Your objective
The result should be every line of the listing that holds the word "verified".

Provided entries
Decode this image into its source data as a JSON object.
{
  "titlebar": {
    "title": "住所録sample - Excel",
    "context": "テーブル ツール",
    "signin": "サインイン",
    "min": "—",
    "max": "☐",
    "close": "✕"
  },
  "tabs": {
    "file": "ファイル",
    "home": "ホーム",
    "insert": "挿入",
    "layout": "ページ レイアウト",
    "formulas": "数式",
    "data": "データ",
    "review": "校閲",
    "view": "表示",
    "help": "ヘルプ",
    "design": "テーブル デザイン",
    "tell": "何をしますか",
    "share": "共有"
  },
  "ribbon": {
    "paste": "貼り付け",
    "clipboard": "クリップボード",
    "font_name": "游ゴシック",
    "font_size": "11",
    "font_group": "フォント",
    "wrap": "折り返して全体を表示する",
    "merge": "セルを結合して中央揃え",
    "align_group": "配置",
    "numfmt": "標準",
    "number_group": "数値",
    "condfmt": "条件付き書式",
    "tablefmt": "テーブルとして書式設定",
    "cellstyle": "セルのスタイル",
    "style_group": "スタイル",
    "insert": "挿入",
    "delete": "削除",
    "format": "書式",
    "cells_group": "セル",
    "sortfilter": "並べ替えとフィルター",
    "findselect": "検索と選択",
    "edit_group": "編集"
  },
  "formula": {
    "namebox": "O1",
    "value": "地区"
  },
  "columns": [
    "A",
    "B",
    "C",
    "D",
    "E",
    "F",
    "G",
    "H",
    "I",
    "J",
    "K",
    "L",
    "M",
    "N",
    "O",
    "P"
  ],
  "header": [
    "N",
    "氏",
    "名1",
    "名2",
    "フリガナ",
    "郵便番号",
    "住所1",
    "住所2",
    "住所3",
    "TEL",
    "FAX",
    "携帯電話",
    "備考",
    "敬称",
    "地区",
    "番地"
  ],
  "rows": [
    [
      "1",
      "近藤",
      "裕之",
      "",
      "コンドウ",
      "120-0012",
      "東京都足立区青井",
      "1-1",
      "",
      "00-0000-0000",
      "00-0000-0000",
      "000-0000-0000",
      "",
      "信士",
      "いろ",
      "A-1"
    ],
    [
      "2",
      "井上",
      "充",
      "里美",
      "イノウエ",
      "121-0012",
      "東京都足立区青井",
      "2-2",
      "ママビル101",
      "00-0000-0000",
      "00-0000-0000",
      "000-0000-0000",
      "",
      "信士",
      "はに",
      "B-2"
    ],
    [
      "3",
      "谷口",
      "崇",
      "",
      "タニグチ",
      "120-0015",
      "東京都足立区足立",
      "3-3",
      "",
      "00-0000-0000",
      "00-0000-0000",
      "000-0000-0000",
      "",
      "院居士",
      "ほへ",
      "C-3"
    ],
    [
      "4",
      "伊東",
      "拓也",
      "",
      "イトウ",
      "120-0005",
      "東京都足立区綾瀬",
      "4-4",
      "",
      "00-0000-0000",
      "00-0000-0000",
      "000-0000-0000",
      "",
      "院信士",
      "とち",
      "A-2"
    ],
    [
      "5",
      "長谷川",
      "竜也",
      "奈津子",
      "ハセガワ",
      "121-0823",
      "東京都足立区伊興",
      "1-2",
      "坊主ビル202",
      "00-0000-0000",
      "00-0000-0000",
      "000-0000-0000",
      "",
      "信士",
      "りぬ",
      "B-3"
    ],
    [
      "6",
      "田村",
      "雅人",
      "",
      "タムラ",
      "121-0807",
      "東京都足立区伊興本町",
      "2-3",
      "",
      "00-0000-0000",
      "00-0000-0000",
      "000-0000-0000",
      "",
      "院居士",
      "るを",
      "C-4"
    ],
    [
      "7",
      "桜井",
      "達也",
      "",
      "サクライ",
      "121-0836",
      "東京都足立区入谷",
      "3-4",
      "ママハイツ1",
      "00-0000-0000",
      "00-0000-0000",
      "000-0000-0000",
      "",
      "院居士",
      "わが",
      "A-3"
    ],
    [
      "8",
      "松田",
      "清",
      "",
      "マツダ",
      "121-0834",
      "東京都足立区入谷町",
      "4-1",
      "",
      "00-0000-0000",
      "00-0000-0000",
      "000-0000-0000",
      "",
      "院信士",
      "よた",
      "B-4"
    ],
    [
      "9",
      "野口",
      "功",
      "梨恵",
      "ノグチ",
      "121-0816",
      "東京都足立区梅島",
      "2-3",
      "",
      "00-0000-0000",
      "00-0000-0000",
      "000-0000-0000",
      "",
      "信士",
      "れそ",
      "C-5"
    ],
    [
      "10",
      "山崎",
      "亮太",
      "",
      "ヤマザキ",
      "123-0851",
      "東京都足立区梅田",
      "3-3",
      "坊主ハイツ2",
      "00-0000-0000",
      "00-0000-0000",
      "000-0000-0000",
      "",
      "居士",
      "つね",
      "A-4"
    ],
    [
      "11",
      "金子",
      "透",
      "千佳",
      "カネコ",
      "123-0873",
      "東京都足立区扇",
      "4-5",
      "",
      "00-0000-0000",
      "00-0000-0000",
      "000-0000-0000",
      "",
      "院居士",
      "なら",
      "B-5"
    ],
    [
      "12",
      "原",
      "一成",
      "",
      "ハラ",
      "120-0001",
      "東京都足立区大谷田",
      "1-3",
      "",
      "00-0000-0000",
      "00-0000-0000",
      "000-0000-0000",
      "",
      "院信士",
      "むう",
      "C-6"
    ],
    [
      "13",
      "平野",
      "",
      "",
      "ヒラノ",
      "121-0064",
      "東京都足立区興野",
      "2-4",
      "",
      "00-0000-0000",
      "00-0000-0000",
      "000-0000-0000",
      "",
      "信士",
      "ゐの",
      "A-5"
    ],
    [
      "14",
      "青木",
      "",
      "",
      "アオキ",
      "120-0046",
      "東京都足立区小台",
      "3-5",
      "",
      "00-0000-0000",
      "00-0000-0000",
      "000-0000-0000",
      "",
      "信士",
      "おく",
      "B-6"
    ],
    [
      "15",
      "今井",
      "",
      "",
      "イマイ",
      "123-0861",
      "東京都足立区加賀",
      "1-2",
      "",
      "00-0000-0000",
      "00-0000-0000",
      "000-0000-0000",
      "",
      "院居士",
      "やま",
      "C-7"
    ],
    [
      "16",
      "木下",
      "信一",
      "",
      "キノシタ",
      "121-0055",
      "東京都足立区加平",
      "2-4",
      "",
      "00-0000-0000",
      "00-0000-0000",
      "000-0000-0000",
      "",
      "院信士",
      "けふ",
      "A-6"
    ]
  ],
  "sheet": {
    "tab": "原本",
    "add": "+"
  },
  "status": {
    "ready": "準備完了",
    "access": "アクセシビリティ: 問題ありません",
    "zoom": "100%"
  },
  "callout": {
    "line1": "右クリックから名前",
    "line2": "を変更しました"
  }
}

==

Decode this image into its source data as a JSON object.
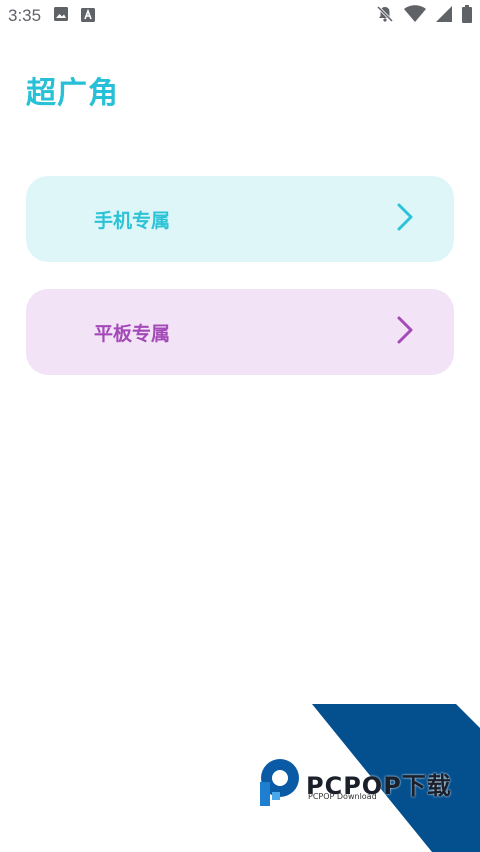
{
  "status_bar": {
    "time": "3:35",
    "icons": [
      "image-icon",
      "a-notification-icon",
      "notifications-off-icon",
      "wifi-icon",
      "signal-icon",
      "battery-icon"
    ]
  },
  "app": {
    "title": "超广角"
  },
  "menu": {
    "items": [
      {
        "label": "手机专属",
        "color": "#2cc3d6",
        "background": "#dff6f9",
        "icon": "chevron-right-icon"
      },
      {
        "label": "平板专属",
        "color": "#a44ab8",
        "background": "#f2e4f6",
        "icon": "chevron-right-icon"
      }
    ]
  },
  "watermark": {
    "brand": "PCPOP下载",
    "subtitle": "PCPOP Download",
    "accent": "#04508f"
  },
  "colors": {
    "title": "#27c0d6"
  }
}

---

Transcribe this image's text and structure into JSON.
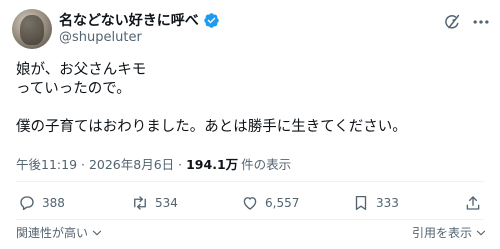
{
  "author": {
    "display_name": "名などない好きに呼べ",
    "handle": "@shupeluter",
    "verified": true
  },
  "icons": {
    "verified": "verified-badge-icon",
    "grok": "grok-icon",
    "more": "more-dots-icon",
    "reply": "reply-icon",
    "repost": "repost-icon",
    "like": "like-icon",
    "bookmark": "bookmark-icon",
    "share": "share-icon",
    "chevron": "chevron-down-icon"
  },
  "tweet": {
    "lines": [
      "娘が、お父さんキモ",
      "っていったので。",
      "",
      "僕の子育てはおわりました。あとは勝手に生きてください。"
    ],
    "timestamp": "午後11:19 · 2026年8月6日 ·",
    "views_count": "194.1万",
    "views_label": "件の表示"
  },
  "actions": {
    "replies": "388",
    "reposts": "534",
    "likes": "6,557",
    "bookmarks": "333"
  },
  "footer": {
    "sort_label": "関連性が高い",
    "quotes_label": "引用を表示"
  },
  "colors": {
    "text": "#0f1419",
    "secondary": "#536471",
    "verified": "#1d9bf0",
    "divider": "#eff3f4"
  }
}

The completed task
    "verified": true
    "verified": "verified-badge-icon",
    "verified": "#1d9bf0",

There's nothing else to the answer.